- Problem statement
Among the entries, find each line that includes the string "infrasi" and list it.
***
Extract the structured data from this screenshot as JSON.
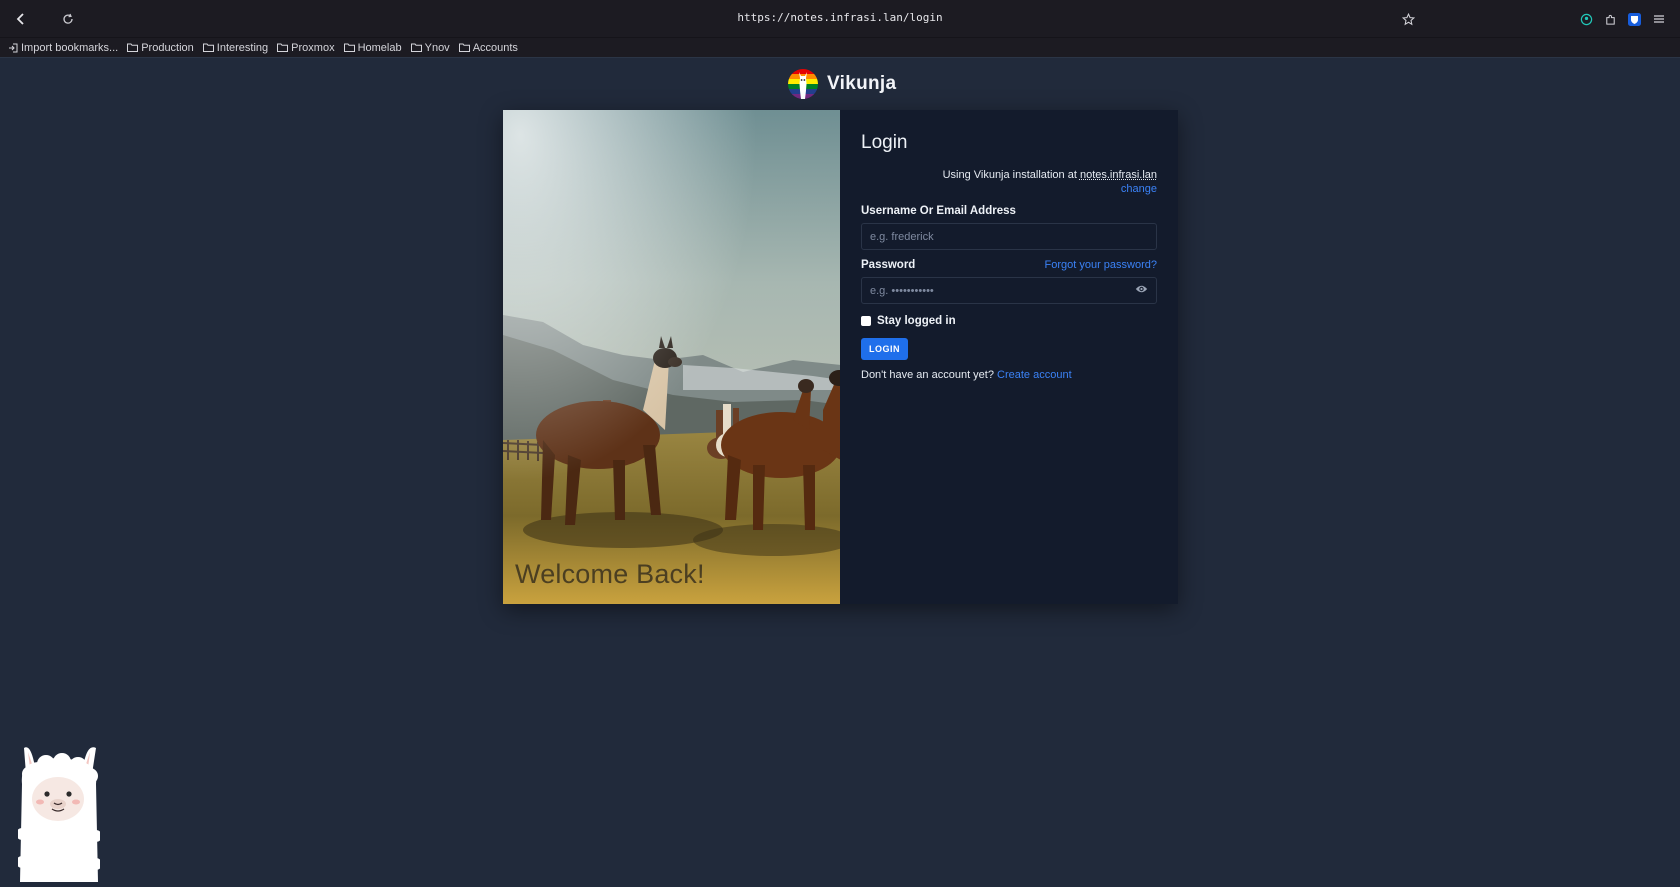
{
  "browser": {
    "url": "https://notes.infrasi.lan/login",
    "bookmarks": [
      {
        "label": "Import bookmarks...",
        "icon": "import-icon"
      },
      {
        "label": "Production",
        "icon": "folder-icon"
      },
      {
        "label": "Interesting",
        "icon": "folder-icon"
      },
      {
        "label": "Proxmox",
        "icon": "folder-icon"
      },
      {
        "label": "Homelab",
        "icon": "folder-icon"
      },
      {
        "label": "Ynov",
        "icon": "folder-icon"
      },
      {
        "label": "Accounts",
        "icon": "folder-icon"
      }
    ]
  },
  "app": {
    "name": "Vikunja"
  },
  "card": {
    "welcome": "Welcome Back!"
  },
  "login": {
    "title": "Login",
    "install_prefix": "Using Vikunja installation at ",
    "install_host": "notes.infrasi.lan",
    "change_label": "change",
    "username_label": "Username Or Email Address",
    "username_placeholder": "e.g. frederick",
    "password_label": "Password",
    "forgot_label": "Forgot your password?",
    "password_placeholder": "e.g. •••••••••••",
    "stay_logged_in": "Stay logged in",
    "login_button": "LOGIN",
    "no_account_text": "Don't have an account yet?",
    "create_account": "Create account"
  },
  "colors": {
    "page_bg": "#212a3b",
    "card_bg": "#131b2c",
    "accent": "#1f6feb",
    "link": "#3b82f6"
  }
}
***
- Output
    "url": "https://notes.infrasi.lan/login",
    "install_host": "notes.infrasi.lan",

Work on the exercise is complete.